Exercise objective: The answer must consist of every line from the entries below that contains the word "Unidade".

Provided material:
# # # # # # #

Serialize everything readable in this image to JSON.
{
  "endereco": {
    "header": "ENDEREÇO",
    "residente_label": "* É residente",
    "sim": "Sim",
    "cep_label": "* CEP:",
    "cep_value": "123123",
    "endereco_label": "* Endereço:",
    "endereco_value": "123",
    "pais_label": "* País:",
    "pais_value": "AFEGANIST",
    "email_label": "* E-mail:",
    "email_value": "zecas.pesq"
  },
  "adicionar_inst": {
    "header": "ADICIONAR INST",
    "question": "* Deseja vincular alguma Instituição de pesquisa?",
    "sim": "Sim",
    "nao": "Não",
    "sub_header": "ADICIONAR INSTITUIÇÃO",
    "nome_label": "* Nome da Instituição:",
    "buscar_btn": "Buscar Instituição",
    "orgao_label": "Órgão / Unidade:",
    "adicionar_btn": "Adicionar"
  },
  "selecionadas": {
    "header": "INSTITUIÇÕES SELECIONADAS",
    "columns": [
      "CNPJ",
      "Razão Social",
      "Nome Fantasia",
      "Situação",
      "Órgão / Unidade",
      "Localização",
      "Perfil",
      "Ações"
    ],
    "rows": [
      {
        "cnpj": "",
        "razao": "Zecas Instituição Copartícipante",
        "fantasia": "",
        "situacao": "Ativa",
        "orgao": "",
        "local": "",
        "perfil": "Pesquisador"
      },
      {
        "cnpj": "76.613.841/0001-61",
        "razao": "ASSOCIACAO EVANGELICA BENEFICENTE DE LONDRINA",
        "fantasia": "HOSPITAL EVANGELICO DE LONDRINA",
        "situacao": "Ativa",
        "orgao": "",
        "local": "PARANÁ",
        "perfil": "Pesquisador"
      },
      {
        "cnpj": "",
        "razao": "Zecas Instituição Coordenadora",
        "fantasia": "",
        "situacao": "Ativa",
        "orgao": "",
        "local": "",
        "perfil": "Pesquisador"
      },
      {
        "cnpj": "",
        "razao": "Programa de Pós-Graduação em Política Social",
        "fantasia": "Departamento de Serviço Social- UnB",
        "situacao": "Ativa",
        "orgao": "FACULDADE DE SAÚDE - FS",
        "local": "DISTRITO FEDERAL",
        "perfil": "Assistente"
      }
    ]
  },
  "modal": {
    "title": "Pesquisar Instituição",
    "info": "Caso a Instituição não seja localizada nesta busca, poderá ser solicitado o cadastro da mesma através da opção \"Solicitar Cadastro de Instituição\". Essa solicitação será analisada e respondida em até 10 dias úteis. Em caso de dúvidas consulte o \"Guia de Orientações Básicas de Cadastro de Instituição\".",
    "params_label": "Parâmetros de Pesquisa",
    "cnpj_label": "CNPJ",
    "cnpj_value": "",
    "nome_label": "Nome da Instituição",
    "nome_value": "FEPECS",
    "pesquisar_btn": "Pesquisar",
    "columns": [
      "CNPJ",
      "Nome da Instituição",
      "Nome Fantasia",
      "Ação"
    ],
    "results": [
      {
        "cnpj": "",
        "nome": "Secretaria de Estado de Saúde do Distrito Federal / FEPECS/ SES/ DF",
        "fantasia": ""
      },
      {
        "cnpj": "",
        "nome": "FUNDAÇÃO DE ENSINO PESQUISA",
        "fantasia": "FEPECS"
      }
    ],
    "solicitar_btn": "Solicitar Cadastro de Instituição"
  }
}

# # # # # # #

Expected output:
    "orgao_label": "Órgão / Unidade:",
      "Órgão / Unidade",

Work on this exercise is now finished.